In the forthcoming article Reconceptualizing Copyright’s Merger Doctrine, Pamela Samuelson of Berkeley Law provides an extended review of copyright law’s merger doctrine.  Courts have periodically invoked this doctrine in restricting the extent to which copyright protections apply to the expression of an idea when, as Samuelson puts it, “that idea is incapable of being expressed, as a practical matter, in more than one or a small number of ways.”  Samuelson’s article seeks to quash a number of “myths” about the doctrine, touching on aspects of its substantive scope, the frequency of the doctrine’s applicability, and its history as a creature of “common law adjudication.”  Samuelson concludes, among other things, that (1) the doctrine serves as an important “limiting principle of U.S. copyright law”; (2) the doctrine can affect copyrightability as well as copyright scope; and (3) courts should avoid an overly narrow view of the doctrine, thereby helping it realize its potential as a means for “mediating conflicts between and among the interests of first and second-generation authors, of third parties affected by those disputes, and of the public.”

This blog post focuses on another aspect of Samuelson’s article, its discussion of how the merger doctrine relates to other limiting doctrines in copyright.  These other doctrines include the following: (1) the scènes à faire doctrine, which limits the extent to which copyright covers standard or indispensable elements of expression (such as conventional poses in portraits, see William W. Fisher III et al., Reflections on the Hope Poster Case, 25 Harv. J.L. & Tech. 243, 259 (2012)); (2) copyright law’s originality requirement; (3) exclusions of facts, ideas, and other functional subject matter from copyright protection.  At one point, Samuelson suggests that courts’ relative lack of confidence in their mastery of copyright law’s content or justifications might explain some of the apparent proliferation of doctrinal overlaps.  She writes, “Courts sometimes perceive the other doctrines as overlapping with merger, but in some cases, courts invoke multiple doctrines when seemingly unsure which doctrine would provide the soundest grounding for the court’s decision.”

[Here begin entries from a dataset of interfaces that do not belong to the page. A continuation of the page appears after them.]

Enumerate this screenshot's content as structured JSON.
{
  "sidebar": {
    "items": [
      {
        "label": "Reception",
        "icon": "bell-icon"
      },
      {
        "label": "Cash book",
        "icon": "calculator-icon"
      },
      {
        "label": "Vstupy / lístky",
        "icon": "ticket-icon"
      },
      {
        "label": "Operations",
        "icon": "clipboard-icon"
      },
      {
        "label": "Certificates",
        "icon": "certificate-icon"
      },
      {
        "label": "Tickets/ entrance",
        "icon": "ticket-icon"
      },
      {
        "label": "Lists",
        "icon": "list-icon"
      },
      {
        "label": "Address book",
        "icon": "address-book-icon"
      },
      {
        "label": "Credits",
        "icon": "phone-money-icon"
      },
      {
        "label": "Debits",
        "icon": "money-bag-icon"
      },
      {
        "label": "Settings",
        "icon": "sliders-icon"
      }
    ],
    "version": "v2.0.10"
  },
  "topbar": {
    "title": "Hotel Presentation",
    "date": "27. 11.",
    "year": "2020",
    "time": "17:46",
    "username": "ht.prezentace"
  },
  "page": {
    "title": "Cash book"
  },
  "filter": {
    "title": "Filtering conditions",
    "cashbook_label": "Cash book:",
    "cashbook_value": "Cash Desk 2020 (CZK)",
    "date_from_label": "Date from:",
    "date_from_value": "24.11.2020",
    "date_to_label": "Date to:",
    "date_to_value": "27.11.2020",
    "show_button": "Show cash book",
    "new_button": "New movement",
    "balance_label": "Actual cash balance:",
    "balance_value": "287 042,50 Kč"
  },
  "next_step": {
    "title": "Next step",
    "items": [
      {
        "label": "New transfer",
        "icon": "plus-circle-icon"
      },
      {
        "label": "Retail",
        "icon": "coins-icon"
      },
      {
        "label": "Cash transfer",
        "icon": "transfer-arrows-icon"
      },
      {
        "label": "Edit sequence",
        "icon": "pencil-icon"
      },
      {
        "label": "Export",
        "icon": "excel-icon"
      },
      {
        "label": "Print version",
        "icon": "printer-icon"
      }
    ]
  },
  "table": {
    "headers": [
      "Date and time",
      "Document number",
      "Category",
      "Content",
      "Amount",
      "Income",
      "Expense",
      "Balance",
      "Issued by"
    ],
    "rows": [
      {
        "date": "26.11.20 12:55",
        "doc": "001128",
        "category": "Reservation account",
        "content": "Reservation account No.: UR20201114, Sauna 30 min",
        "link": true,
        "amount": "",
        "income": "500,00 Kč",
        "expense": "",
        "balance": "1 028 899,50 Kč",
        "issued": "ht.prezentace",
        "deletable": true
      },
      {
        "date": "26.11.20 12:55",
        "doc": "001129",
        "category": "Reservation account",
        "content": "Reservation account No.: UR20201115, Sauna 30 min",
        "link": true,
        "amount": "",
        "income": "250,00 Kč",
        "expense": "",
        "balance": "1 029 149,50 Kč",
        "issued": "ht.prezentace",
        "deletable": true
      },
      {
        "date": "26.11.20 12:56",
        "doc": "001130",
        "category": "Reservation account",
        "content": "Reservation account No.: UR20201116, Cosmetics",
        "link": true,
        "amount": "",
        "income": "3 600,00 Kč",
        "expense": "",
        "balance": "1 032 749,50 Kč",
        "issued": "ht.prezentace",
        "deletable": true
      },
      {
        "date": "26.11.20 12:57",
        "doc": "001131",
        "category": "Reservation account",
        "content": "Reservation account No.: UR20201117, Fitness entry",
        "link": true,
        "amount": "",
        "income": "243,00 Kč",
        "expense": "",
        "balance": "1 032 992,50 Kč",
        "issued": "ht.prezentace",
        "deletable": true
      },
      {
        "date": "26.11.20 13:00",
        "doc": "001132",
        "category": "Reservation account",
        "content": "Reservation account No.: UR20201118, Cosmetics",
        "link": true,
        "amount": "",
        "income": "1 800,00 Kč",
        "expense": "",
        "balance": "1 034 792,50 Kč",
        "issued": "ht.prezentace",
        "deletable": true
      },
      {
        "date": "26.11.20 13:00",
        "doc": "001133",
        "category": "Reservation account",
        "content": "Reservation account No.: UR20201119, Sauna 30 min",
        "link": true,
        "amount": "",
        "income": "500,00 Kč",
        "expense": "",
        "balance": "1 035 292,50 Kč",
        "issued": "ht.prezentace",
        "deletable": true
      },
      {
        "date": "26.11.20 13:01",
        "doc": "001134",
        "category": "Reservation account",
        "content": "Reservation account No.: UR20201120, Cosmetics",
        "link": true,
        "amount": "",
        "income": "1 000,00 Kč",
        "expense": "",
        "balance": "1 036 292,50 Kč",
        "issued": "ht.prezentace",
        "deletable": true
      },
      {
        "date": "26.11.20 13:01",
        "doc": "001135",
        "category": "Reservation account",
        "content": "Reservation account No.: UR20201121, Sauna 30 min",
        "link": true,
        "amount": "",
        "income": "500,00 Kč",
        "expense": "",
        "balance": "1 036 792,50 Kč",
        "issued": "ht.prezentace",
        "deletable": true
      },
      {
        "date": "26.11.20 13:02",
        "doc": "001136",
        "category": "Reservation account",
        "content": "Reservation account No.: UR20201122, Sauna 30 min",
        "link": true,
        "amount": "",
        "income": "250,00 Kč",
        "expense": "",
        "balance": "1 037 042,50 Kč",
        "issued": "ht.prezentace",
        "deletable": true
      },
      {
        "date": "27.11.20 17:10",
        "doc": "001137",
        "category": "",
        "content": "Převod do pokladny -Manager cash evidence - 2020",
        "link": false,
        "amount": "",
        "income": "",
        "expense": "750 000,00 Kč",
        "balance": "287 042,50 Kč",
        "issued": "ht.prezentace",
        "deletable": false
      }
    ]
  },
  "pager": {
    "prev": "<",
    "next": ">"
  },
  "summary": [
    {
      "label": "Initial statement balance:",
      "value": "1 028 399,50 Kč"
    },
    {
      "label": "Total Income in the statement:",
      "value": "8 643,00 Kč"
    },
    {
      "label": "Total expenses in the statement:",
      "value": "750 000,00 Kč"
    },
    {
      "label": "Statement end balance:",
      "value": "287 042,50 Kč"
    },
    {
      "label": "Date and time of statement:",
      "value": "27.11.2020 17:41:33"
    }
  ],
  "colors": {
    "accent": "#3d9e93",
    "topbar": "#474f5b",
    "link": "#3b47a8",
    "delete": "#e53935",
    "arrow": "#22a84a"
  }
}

Read More…

Post by Greg Klass

On Monday the Second Circuit released its decision in US ex rel. O’Donnell v. Countrywide Home Loans. This is a major case—in terms of dollar amounts (the trial court had assessed a $1.27 billion penalty against Countrywide), for understanding the law’s ability to deal with the wrongs that caused the subprime mortgage crisis, and with respect to the legal question of where to draw the line between contracts and torts. There’s much more going on in the case than I can summarize here. But here are some initial thoughts on it. Some of them also appear in Dan Fisher’s excellent piece in Forbes.

The legal framework is a little complex, but the basic thrust of the decision is that there was no evidence that Countrywide ever made a false representation to Freddie Mac and Fannie Mae about the quality of the mortgages it was selling. The initial contract of sale promised to deliver “investment quality mortgages,” but that was just a promise. There was no evidence that at the time Countrywide made it the company intended to do anything else—that it committed promissory fraud. It is clear that Countrywide subsequently intentionally breached that promise by delivering lots and lots mortgages that it knew were crap. (If you haven’t seen or read The Big Short, you might be shocked by Judge Rakoff’s post-verdict summary of the bullshit Countrywide trafficked in.) But, according to the Second Circuit, there was no evidence that it ever made any additional representations—after the initial contract to sell—as to the quality of those mortgages. No lie, no fraud.

A few observations:

Read More…

Older Posts »

Categories